Administrators and faculty at the Nanjing Institute of the Arts, for example, purportedly accepted money from parents to place their children there; educators at some others campuses went outside the normal application channels to recruit and enroll students in exchange for commissions. Various personnel at Changzhou Light Industry Vocational and Technical College are alleged to have used admission fees to buy shopping cards, tobacco, tea, and other gifts for themselves.
Larger instances of graft also occurred, according to inspectors. Jiangsu Provincial Academy of Educational Sciences, Nanjing Railway Vocational and Technical College didn't bother to engage in an open bidding process when they received permission to upgrade the existing campus and build new facilities. Some members of Jiangsu Vocational College of Commerce, according to the report, “used their powers to accept bribes”, while “some leading cadres” at Nantong University were found by inspectors to have intervened in unspecified but apparently illicit ways during the construction at that school.
The inspection team also found a number of cases of misconduct where research projects were concerned, including using funds to pay personnel who weren’t part of any project. Budgeting and auditing was lax, as was reimbursement oversight—this was where “the greatest level of deception and secrecy took place,” according to the summary of the report that appeared in the Chinese media.
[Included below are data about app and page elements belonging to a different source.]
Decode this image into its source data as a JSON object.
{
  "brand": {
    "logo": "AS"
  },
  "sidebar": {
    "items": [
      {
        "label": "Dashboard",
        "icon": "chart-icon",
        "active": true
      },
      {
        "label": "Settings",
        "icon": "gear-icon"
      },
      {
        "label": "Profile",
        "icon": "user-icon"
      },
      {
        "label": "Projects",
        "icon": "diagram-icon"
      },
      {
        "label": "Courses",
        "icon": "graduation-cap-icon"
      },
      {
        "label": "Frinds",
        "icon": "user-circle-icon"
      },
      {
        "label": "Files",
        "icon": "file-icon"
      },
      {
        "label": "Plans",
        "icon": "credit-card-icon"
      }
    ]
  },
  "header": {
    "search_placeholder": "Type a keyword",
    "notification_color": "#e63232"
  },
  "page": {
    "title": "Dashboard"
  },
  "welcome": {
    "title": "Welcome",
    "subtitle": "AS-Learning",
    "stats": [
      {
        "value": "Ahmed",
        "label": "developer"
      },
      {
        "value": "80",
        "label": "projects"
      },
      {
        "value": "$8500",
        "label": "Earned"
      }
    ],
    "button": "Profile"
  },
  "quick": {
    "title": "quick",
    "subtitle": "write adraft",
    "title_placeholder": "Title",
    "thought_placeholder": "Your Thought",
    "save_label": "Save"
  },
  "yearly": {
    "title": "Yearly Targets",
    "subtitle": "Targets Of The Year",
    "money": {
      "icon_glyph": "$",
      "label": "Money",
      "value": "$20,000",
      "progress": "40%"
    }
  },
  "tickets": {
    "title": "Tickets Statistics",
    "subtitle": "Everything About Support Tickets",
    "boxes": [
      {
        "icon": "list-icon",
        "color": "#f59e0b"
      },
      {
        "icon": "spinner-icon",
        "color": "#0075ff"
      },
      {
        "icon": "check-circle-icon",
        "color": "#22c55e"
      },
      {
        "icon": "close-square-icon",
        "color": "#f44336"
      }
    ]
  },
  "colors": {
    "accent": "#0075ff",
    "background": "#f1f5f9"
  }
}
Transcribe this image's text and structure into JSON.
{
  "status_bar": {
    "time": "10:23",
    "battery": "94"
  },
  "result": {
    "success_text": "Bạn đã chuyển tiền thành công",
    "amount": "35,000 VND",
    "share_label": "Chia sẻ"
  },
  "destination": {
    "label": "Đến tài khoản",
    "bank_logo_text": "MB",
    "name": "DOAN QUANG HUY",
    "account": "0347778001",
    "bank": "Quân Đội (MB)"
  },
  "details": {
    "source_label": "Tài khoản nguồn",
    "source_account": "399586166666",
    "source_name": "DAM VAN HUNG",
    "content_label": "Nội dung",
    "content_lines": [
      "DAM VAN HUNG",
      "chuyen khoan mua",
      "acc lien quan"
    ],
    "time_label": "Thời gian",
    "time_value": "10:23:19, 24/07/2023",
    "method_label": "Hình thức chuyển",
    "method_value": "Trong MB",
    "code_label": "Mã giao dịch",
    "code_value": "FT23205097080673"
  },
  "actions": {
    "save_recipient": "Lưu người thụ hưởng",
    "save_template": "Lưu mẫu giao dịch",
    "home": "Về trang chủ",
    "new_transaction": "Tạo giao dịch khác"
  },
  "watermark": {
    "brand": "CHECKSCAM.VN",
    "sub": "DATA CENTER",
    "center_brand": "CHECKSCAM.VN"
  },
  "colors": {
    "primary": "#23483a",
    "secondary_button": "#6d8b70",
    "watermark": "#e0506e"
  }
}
In all of the instances above, the report notes, the problem was with the Party. Some leading cadres simply stopped doing their job. Even if they aren’t directly charged with soliciting or accepting payments or positions or promotions, it’s Party officials who are responsible for oversight, accountability and discipline. After all, Party secretaries run universities and colleges; party committees are responsible for supervising faculty, the curriculum, and the campuses that professors teach at and students study on. No one thinks that control is absolute; it isn’t anyway. But the report, courageous in its own right, is a damning indictment, because it’s meant to be—a wake-up call for some cadres who've haven't been doing their assignments.
There are two larger issues here, perhaps best seen from a local perspective.
First, the schools cited for malfeasance and other forms of malpractice here in Nanjing are vocational colleges and universities. They’re the ones that constitute the bulk of educational expansion in China, which in the last twenty years has grown nearly eight-fold. They offer students who don’t test into the elite or middle-range schools the opportunity to acquire a 3-year degree--one that is even more narrowly focused than their counterparts at better-regarded colleges. Administrators at upper echelon universities are focused on building their brand, controlling the curriculum, attracting research funding from Beijing or overseas, and responding to the latest central government directive. Clearly, some officeholders and bureaucrats at lower-tier schools have their minds elsewhere. That’s a problem for Party cadres as more and more students from other than upper-class origins seek educational opportunities.
So, while the traditional model tends to see student unhappiness in China as emerging from leading universities where professors and enlightened undergraduates want more academic freedom, a more likely source of discontent could well be found at these vocational schools—that is, if the Party doesn't do something about the way some of these schools are being run. Clearly, it wants to.
The second point is this: One of the hallmarks of President Xi Jinping’s tenure has been an effort by Beijing to instill more ideological content into China’s political and social life. His ongoing prescription for China—and Chinese education in particular--is more socialism and more than just a little Marxism. It’s not clear how that initiative will play out here in practice. But it’s going to be difficult for the Communist party to better control education on some of China’s campuses when some of their own officials are having difficulties just supervising basic administrative operations.
China’s school year is over for students very soon. New classes for some cadres, on the other hand, appear to just be starting.